Okada is quite possibly the best wrestler alive today. The sheer quality of his matches is outstanding; on, a database that ranks wrestlers’ entire careers, Okada is currently #7 of a list of 500 wrestlers, with an average match rating of 4.0 stars. This is simply astonishing for any wrestler, especially one that’s still under 30.

Okada’s rise to the top has been one of the biggest reasons NJPW has regained its status as the top wrestling promotion in Japan and #2 in the world. Furthermore, Okada has a gimmick and presentation that transcends language barriers. English-speaking fans can enjoy Okada’s matches and rivalries because they’re straightforward and easy to understand.

Furthermore, Okada has also managed to take one of the simplest wrestling moves ever in the lariat and turned it into something special. The Rainmaker is such an awesome and impressive finisher due to how it has been booked. For a very long time, whenever Okada hit the Rainmaker, it led to an instant victory.

His opponents knew they couldn’t survive the move, so they had to learn to avoid it instead of taking it. This, of course, led to many matches where Okada and his opponents engaged in crazy finisher reversals, all of which made Okada’s matches that much better.

WWE has apparently realised that Okada’s onto something, and so Seth Rollins now uses a knee lift version of the Rainmaker that he emulates from Kenny Omega, who debuted the move in a tribute of sorts to Okada.

What Does His Future Hold?

Okada’s reputation has made him into a major international star; so much so that it was rumoured that WWE were interested in signing him to a deal. However, Okada has publicly stated that he ‘would never go to WWE’.

This makes complete sense because; a) Okada is NJPW’s undeniable ace and is likely to be booked that way for years to come, thus making tons of money as their top draw; b) Okada still recalls how poorly he was treated in TNA, and as a result, is hesitant to believe that he’d be booked properly anywhere outside of New Japan.

At 29 years of age, Okada is likely to become the top star in Japan going forward.
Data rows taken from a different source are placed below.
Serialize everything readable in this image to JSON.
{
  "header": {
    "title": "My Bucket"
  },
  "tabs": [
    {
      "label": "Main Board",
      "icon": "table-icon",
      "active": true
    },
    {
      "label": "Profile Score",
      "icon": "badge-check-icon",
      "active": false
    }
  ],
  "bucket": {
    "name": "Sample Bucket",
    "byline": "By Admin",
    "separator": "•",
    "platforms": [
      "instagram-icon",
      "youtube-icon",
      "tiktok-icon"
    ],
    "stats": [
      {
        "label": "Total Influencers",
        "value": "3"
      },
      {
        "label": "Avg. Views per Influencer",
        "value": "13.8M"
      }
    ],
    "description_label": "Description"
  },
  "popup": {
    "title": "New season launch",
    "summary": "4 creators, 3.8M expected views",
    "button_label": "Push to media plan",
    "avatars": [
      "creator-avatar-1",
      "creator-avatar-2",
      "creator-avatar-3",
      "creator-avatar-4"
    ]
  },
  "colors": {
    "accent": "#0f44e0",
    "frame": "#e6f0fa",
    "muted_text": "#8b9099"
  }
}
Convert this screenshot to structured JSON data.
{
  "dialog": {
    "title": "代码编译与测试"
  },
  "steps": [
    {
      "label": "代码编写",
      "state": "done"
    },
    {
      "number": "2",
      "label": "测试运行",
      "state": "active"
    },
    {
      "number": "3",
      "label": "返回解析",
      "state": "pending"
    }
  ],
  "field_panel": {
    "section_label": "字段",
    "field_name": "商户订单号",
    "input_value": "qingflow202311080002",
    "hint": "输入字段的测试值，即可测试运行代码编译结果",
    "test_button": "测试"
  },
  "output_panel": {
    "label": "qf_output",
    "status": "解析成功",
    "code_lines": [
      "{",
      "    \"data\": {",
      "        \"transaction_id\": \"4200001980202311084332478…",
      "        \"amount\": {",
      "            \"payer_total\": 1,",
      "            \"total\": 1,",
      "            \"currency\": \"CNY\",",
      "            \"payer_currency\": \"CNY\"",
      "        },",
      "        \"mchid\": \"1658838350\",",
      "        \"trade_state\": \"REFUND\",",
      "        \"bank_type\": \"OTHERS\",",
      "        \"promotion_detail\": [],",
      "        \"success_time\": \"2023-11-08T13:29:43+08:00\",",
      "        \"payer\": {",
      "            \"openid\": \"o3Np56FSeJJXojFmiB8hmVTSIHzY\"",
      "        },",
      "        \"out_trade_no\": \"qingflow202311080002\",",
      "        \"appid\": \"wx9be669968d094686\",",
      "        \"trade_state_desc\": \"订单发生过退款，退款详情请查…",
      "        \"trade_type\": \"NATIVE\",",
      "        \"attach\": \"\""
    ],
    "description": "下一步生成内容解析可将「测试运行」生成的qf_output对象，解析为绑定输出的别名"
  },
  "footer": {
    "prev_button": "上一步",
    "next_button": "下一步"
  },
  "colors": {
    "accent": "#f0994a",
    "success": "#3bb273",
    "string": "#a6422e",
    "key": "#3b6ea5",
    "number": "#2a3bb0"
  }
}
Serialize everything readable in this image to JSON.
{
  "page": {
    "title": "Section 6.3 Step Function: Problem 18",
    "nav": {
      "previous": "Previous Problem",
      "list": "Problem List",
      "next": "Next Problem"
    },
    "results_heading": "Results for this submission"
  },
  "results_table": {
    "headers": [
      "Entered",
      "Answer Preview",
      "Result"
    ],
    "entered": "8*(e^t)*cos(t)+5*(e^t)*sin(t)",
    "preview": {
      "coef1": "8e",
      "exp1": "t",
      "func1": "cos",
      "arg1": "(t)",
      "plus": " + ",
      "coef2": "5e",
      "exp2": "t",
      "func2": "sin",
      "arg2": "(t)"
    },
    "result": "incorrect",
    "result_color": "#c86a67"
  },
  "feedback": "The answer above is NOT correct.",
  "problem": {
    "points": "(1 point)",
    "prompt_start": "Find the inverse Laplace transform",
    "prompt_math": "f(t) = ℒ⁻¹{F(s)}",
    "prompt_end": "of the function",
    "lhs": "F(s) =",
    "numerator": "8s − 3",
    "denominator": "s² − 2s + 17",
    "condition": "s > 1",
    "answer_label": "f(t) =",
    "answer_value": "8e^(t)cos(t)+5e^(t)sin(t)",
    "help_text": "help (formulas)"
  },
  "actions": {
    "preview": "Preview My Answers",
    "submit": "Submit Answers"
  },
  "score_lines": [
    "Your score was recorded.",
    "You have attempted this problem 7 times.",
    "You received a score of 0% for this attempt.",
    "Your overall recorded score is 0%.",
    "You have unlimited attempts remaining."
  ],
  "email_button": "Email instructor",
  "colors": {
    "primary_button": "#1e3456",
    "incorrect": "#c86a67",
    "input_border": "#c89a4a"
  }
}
With NJPW increasing its own international reach to counter WWE’s, I for one wouldn’t be surprised if Okada became a household name among wrestling fans within the next few years.

Career Highlights (thus far)

-IWGP Heavyweight Champion (4 times)

-G1 Climax Winner (2012, 2014)

-New Japan Cup Winner (2013)

-Tokyo Sports’ MVP Award (2012, 2013, 2015)

-Tokyo Sports Best Bout Award (2012, 2014, 2015, 2016)

-Wrestling Observer Newsletter Match of the Year (2013, 2016)

-five 5-Star matches since 2013

-one of only four men to have a 6-Star match (the others being Kenny Omega, Mitsuharu Misawa & Toshiaki Kawada)